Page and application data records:
——

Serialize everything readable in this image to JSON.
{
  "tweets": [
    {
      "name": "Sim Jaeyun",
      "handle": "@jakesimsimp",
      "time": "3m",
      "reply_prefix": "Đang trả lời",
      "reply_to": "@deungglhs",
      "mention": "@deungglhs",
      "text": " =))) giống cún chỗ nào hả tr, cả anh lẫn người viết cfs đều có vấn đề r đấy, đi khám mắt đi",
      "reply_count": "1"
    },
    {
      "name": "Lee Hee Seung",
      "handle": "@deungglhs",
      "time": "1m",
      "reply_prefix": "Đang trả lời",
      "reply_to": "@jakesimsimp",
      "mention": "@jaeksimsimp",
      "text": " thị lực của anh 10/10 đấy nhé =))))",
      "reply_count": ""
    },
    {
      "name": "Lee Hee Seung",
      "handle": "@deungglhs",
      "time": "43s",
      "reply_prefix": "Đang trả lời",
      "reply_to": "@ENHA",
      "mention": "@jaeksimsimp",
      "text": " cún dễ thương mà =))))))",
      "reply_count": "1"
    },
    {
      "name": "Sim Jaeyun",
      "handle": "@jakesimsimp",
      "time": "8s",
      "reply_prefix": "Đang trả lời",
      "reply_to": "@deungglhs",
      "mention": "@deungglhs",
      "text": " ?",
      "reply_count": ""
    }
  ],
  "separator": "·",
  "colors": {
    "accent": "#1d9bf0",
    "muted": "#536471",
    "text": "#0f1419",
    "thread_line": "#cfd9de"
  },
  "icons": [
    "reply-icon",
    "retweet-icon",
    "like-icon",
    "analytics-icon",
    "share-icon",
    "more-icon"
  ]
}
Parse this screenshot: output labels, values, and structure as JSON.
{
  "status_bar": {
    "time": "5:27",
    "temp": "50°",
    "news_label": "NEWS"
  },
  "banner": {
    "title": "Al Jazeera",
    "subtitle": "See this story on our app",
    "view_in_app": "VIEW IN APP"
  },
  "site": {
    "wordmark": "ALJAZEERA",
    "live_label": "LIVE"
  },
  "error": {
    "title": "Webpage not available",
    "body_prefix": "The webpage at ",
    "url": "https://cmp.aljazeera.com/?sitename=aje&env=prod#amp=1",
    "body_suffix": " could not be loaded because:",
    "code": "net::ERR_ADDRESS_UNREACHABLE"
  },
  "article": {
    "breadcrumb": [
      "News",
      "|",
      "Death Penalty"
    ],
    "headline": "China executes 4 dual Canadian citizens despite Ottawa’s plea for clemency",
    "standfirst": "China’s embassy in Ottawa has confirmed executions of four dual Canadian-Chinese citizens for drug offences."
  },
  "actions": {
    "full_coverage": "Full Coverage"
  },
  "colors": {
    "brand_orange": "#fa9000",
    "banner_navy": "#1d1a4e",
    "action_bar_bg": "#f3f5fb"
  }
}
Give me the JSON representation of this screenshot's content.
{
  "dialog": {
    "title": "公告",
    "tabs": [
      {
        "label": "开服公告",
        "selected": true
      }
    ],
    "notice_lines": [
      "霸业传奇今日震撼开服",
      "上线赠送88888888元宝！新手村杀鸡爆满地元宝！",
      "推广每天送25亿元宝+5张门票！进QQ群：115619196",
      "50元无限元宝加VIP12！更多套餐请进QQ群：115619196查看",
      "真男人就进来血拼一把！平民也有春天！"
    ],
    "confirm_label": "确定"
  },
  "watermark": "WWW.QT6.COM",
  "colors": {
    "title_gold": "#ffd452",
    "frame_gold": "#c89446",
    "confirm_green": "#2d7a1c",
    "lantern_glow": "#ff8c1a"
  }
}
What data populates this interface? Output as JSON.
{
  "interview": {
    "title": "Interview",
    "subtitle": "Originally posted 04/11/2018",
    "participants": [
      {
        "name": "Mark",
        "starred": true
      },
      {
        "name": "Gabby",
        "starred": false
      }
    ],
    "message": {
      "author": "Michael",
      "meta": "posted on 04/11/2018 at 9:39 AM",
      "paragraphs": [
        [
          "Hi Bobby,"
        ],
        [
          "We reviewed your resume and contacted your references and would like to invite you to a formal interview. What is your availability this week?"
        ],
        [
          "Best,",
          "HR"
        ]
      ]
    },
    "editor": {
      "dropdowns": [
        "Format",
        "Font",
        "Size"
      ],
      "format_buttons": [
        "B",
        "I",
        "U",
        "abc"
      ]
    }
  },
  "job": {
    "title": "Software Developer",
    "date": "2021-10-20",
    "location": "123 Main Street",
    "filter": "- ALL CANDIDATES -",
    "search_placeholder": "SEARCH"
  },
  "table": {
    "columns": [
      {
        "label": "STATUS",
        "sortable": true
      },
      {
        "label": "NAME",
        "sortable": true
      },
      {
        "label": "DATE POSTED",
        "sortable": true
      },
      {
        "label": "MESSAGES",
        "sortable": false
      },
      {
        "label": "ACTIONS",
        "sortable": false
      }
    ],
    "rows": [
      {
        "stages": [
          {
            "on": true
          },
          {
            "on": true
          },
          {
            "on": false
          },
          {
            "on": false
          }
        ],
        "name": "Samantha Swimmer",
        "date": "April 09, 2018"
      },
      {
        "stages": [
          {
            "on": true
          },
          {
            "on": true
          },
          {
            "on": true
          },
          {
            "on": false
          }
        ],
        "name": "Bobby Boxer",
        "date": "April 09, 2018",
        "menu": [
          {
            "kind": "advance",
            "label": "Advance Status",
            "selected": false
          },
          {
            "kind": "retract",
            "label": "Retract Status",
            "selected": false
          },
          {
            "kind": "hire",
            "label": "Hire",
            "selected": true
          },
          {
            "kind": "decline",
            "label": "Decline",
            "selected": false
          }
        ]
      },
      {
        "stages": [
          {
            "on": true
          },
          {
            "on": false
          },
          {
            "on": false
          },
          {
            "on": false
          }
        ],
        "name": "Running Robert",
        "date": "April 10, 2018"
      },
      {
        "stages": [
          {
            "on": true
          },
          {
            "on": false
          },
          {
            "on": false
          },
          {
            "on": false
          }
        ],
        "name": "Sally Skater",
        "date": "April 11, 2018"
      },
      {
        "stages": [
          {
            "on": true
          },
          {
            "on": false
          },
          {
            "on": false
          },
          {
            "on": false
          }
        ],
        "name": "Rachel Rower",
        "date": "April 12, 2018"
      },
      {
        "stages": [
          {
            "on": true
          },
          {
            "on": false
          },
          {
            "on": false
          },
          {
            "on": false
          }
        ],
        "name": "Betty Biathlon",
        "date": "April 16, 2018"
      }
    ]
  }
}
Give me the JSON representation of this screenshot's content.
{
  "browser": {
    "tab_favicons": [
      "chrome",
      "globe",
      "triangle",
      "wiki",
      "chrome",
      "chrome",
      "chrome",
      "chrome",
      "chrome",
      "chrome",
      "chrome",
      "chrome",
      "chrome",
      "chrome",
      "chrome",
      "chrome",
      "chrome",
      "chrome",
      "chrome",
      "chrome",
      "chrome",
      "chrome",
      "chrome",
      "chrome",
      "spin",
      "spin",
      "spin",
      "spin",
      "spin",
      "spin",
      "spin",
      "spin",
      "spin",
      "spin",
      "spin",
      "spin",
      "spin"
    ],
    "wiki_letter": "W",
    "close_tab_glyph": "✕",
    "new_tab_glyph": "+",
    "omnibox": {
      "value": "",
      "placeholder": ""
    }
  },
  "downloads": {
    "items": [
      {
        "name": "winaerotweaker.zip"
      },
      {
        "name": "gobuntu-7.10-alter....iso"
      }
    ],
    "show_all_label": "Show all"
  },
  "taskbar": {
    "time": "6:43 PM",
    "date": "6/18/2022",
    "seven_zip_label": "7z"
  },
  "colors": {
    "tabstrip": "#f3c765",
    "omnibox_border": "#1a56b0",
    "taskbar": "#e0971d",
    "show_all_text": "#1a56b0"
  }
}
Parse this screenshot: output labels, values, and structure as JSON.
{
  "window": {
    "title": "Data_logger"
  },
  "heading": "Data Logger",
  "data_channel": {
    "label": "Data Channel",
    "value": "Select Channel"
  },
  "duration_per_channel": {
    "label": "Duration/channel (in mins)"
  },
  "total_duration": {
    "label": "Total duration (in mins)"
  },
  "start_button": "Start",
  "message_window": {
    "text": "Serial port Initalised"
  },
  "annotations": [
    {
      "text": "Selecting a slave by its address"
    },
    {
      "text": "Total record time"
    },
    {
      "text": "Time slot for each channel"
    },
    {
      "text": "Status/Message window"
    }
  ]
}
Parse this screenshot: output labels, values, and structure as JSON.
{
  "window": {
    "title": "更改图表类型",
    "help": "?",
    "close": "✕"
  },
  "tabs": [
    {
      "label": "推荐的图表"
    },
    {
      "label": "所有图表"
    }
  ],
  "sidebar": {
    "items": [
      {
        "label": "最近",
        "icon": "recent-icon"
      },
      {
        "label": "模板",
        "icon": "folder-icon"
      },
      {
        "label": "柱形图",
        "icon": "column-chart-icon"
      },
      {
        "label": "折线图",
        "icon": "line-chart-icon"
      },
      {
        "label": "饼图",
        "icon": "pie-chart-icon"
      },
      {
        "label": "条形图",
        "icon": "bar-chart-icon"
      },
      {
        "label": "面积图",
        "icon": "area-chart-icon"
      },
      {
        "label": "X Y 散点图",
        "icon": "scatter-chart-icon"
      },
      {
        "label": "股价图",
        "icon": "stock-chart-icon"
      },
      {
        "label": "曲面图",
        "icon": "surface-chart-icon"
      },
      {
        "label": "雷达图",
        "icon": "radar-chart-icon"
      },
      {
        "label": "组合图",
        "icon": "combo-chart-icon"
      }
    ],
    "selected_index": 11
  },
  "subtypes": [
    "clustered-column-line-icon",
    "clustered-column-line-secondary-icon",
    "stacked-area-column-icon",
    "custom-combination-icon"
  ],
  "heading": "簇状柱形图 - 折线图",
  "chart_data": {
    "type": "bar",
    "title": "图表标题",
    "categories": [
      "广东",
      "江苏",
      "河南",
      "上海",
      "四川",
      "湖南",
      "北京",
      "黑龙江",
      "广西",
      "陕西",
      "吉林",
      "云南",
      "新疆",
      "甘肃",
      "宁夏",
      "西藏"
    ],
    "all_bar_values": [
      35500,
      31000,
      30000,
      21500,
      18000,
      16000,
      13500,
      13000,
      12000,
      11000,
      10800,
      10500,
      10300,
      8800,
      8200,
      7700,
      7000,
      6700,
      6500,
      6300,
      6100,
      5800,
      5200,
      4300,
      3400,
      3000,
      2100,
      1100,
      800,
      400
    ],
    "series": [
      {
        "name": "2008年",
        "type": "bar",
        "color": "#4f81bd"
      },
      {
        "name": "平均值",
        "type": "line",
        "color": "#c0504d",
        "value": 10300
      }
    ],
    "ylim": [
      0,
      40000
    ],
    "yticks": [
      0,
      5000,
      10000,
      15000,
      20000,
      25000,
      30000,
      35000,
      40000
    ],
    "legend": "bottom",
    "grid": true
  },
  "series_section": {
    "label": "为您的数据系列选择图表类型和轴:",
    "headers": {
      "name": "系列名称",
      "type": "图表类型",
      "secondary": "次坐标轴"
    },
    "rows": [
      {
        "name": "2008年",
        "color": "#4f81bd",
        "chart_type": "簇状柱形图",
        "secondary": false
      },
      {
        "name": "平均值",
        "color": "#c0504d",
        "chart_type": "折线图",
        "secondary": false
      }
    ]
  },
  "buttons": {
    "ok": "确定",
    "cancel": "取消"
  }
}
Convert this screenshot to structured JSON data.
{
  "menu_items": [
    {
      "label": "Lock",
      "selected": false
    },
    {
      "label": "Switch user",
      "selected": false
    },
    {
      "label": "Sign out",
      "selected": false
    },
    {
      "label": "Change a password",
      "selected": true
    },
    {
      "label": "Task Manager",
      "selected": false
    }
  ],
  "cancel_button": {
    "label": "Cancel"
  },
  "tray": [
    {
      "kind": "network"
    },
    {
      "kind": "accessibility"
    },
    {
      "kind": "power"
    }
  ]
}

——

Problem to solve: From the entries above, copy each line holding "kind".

Result of the exercise:
            "kind": "advance",
            "kind": "retract",
            "kind": "hire",
            "kind": "decline",
      "kind": "network"
      "kind": "accessibility"
      "kind": "power"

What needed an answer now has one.